DESCRIPTION OF THE TASK: The entries below are to be duplicated exactly, with nothing left out.

(PROVIDED ENTRIES begins)

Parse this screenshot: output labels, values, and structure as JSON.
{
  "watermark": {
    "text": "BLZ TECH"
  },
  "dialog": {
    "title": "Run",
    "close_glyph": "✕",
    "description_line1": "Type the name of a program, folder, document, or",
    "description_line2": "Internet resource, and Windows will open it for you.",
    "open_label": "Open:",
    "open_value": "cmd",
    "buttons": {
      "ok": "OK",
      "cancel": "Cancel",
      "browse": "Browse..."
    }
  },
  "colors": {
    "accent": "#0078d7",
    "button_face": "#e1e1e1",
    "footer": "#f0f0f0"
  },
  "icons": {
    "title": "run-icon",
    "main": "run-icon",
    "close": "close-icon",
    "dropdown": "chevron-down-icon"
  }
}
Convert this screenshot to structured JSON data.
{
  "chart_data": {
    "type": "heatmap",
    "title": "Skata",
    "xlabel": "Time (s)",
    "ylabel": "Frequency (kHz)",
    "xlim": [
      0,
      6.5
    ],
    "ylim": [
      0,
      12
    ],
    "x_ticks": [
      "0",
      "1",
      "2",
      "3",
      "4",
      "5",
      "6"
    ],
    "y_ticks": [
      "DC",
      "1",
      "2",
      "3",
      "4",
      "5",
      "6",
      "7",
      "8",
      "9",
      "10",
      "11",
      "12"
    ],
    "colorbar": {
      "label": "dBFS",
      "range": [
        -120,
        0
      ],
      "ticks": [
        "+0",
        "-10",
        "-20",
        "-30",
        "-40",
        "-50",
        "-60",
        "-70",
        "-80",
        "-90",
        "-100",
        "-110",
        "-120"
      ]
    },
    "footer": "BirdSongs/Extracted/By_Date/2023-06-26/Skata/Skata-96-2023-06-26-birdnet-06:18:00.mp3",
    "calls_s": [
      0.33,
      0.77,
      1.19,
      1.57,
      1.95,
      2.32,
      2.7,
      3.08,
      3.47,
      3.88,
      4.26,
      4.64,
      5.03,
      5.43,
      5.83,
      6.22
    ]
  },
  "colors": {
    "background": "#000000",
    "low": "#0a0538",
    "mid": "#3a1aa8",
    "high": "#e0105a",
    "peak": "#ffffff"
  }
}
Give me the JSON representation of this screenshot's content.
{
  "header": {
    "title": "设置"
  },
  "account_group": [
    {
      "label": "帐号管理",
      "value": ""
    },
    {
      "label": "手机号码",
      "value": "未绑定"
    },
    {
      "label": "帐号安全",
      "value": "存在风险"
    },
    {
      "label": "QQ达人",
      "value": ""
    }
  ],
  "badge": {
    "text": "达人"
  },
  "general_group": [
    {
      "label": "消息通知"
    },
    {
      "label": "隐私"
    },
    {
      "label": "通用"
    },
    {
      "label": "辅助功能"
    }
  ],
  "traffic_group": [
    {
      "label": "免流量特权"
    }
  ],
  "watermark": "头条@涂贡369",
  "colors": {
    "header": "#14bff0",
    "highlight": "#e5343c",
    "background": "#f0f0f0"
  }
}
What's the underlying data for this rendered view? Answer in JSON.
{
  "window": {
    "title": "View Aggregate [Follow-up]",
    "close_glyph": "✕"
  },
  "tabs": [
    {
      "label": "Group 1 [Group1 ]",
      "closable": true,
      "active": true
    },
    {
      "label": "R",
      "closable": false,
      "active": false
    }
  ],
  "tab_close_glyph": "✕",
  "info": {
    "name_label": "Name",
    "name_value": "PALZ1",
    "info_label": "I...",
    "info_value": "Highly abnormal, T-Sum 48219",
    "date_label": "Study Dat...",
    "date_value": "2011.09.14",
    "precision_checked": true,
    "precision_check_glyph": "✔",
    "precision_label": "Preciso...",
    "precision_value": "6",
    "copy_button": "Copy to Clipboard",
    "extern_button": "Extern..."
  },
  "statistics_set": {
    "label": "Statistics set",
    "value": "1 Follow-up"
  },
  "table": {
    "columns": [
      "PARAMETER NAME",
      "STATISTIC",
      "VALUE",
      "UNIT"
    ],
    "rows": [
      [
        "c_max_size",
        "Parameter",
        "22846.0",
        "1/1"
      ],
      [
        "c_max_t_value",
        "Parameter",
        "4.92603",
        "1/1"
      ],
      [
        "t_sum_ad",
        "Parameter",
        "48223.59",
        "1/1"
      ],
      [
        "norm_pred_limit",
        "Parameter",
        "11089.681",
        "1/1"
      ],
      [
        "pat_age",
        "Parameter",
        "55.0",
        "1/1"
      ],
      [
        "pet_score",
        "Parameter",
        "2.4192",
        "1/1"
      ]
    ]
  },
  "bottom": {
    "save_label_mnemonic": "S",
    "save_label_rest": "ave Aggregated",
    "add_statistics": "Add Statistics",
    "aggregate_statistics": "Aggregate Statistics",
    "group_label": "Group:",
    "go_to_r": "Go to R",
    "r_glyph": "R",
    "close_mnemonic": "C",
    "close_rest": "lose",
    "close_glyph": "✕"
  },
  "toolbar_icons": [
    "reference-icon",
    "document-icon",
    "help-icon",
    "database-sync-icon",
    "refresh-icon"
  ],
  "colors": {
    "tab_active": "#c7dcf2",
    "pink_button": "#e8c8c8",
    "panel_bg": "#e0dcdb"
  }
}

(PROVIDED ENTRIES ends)

ANSWER SPACE:
Parse this screenshot: output labels, values, and structure as JSON.
{
  "watermark": {
    "text": "BLZ TECH"
  },
  "dialog": {
    "title": "Run",
    "close_glyph": "✕",
    "description_line1": "Type the name of a program, folder, document, or",
    "description_line2": "Internet resource, and Windows will open it for you.",
    "open_label": "Open:",
    "open_value": "cmd",
    "buttons": {
      "ok": "OK",
      "cancel": "Cancel",
      "browse": "Browse..."
    }
  },
  "colors": {
    "accent": "#0078d7",
    "button_face": "#e1e1e1",
    "footer": "#f0f0f0"
  },
  "icons": {
    "title": "run-icon",
    "main": "run-icon",
    "close": "close-icon",
    "dropdown": "chevron-down-icon"
  }
}
Convert this screenshot to structured JSON data.
{
  "chart_data": {
    "type": "heatmap",
    "title": "Skata",
    "xlabel": "Time (s)",
    "ylabel": "Frequency (kHz)",
    "xlim": [
      0,
      6.5
    ],
    "ylim": [
      0,
      12
    ],
    "x_ticks": [
      "0",
      "1",
      "2",
      "3",
      "4",
      "5",
      "6"
    ],
    "y_ticks": [
      "DC",
      "1",
      "2",
      "3",
      "4",
      "5",
      "6",
      "7",
      "8",
      "9",
      "10",
      "11",
      "12"
    ],
    "colorbar": {
      "label": "dBFS",
      "range": [
        -120,
        0
      ],
      "ticks": [
        "+0",
        "-10",
        "-20",
        "-30",
        "-40",
        "-50",
        "-60",
        "-70",
        "-80",
        "-90",
        "-100",
        "-110",
        "-120"
      ]
    },
    "footer": "BirdSongs/Extracted/By_Date/2023-06-26/Skata/Skata-96-2023-06-26-birdnet-06:18:00.mp3",
    "calls_s": [
      0.33,
      0.77,
      1.19,
      1.57,
      1.95,
      2.32,
      2.7,
      3.08,
      3.47,
      3.88,
      4.26,
      4.64,
      5.03,
      5.43,
      5.83,
      6.22
    ]
  },
  "colors": {
    "background": "#000000",
    "low": "#0a0538",
    "mid": "#3a1aa8",
    "high": "#e0105a",
    "peak": "#ffffff"
  }
}
Give me the JSON representation of this screenshot's content.
{
  "header": {
    "title": "设置"
  },
  "account_group": [
    {
      "label": "帐号管理",
      "value": ""
    },
    {
      "label": "手机号码",
      "value": "未绑定"
    },
    {
      "label": "帐号安全",
      "value": "存在风险"
    },
    {
      "label": "QQ达人",
      "value": ""
    }
  ],
  "badge": {
    "text": "达人"
  },
  "general_group": [
    {
      "label": "消息通知"
    },
    {
      "label": "隐私"
    },
    {
      "label": "通用"
    },
    {
      "label": "辅助功能"
    }
  ],
  "traffic_group": [
    {
      "label": "免流量特权"
    }
  ],
  "watermark": "头条@涂贡369",
  "colors": {
    "header": "#14bff0",
    "highlight": "#e5343c",
    "background": "#f0f0f0"
  }
}
What's the underlying data for this rendered view? Answer in JSON.
{
  "window": {
    "title": "View Aggregate [Follow-up]",
    "close_glyph": "✕"
  },
  "tabs": [
    {
      "label": "Group 1 [Group1 ]",
      "closable": true,
      "active": true
    },
    {
      "label": "R",
      "closable": false,
      "active": false
    }
  ],
  "tab_close_glyph": "✕",
  "info": {
    "name_label": "Name",
    "name_value": "PALZ1",
    "info_label": "I...",
    "info_value": "Highly abnormal, T-Sum 48219",
    "date_label": "Study Dat...",
    "date_value": "2011.09.14",
    "precision_checked": true,
    "precision_check_glyph": "✔",
    "precision_label": "Preciso...",
    "precision_value": "6",
    "copy_button": "Copy to Clipboard",
    "extern_button": "Extern..."
  },
  "statistics_set": {
    "label": "Statistics set",
    "value": "1 Follow-up"
  },
  "table": {
    "columns": [
      "PARAMETER NAME",
      "STATISTIC",
      "VALUE",
      "UNIT"
    ],
    "rows": [
      [
        "c_max_size",
        "Parameter",
        "22846.0",
        "1/1"
      ],
      [
        "c_max_t_value",
        "Parameter",
        "4.92603",
        "1/1"
      ],
      [
        "t_sum_ad",
        "Parameter",
        "48223.59",
        "1/1"
      ],
      [
        "norm_pred_limit",
        "Parameter",
        "11089.681",
        "1/1"
      ],
      [
        "pat_age",
        "Parameter",
        "55.0",
        "1/1"
      ],
      [
        "pet_score",
        "Parameter",
        "2.4192",
        "1/1"
      ]
    ]
  },
  "bottom": {
    "save_label_mnemonic": "S",
    "save_label_rest": "ave Aggregated",
    "add_statistics": "Add Statistics",
    "aggregate_statistics": "Aggregate Statistics",
    "group_label": "Group:",
    "go_to_r": "Go to R",
    "r_glyph": "R",
    "close_mnemonic": "C",
    "close_rest": "lose",
    "close_glyph": "✕"
  },
  "toolbar_icons": [
    "reference-icon",
    "document-icon",
    "help-icon",
    "database-sync-icon",
    "refresh-icon"
  ],
  "colors": {
    "tab_active": "#c7dcf2",
    "pink_button": "#e8c8c8",
    "panel_bg": "#e0dcdb"
  }
}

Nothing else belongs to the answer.